Nutrition Notes Topics

Increasing Prevalence of Food Diseases

It is relatively easy to achieve a consensus among experts that more than half of all diseases are caused by eating too much of the wrong food and exercising too little. While this truth is acknowledged, physician continue to categorize patients in tight diagnostic containers, each with its choices of drug therapies. The terms "diet and lifestyle changes" are token words, stated and then ignored. There are even physicians who dismiss diet revision as "complementary or alternative" medicine. Real doctors rely on scalpels and prescription pads.

I have abandoned the idea of neatly packaged diseases. Health problems tend to cluster in groups and evolve over time. Many factors contribute to the final end-stage disease, listed as diagnoses in medical records. Non-specific illnesses may be misunderstood by physicians who have only been taught to make diagnoses of specific disorders. Often patients with mild symptoms are progressing toward a major illness, but they may suffer in an ill-defined state for months or years. As illnesses progress, more specific features tend to emerge; dysfunction and tissue changes become more obvious, and medical diagnoses become more useful. A heart attack or stroke, both calamitous events with obvious features, fit the medical model well and tend to be diagnosed reliably and treated in a standard fashion.

These are end-point events - the underlying pathology takes years to develop and increasing dysfunction is often ignored as the pathology progresses toward a dramatic conclusion. Other processes may remain ill defined: chronic fatigue, muscle pains, irritable bowel, headaches and cognitive dysfunction may make life miserable for many years before a more definable disease such as inflammatory arthritis becomes apparent.

While people live longer in North America, there is growing evidence that the wellness quotient of the average citizen deteriorates and the prospect of chronic degenerative disease haunts the aging population. It is easy to point to persisting, increasing, debilitating health problems such as depression, family violence, suicide, obesity, diabetes, disability from degenerative diseases, dementias, cancer and an increasing incidence of ill-defined illnesses.
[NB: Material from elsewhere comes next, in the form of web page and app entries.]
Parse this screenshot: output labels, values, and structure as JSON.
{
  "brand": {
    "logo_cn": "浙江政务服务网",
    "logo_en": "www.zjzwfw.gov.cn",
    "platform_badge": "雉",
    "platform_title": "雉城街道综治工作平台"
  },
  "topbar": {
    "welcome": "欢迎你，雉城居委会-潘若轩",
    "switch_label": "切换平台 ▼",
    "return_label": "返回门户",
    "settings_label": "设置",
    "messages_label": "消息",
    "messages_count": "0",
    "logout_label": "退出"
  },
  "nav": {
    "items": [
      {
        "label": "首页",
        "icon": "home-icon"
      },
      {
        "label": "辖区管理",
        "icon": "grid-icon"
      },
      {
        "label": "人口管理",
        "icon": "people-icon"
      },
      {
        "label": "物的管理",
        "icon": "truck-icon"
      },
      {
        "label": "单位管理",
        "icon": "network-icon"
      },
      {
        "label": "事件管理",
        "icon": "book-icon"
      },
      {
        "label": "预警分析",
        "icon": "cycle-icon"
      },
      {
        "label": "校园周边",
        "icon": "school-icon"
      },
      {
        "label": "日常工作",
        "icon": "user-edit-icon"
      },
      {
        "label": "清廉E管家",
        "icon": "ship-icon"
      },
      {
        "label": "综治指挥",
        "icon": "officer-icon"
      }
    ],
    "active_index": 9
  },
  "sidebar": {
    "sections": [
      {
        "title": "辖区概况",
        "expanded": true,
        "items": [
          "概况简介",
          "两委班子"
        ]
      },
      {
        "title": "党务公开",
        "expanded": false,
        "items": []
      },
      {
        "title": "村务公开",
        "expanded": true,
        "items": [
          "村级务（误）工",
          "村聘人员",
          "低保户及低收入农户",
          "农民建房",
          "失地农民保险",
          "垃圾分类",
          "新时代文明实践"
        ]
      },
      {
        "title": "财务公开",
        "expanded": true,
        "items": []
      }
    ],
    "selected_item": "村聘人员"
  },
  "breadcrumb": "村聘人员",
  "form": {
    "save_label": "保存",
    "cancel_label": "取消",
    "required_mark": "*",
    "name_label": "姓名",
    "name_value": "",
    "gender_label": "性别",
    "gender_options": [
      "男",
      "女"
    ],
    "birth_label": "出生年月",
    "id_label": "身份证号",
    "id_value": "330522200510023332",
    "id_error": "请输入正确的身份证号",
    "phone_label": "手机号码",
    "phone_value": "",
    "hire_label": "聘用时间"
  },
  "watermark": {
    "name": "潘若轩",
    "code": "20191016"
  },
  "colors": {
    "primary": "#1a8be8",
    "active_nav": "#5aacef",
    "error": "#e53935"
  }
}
More than 50% of the adult population in the US and Canada report chronic symptoms such as headache, fatigue and joint or muscle pain. Aging citizens are vulnerable to a variety of debilitating if not tragic illnesses. The rising incidence of two disabling and chronic illnesses Diabetes 2 and Alzheimer's dementia is a major concern especially as a wave of 70 million aging citizens of North America will fully manifest these diseases in the next 20 years.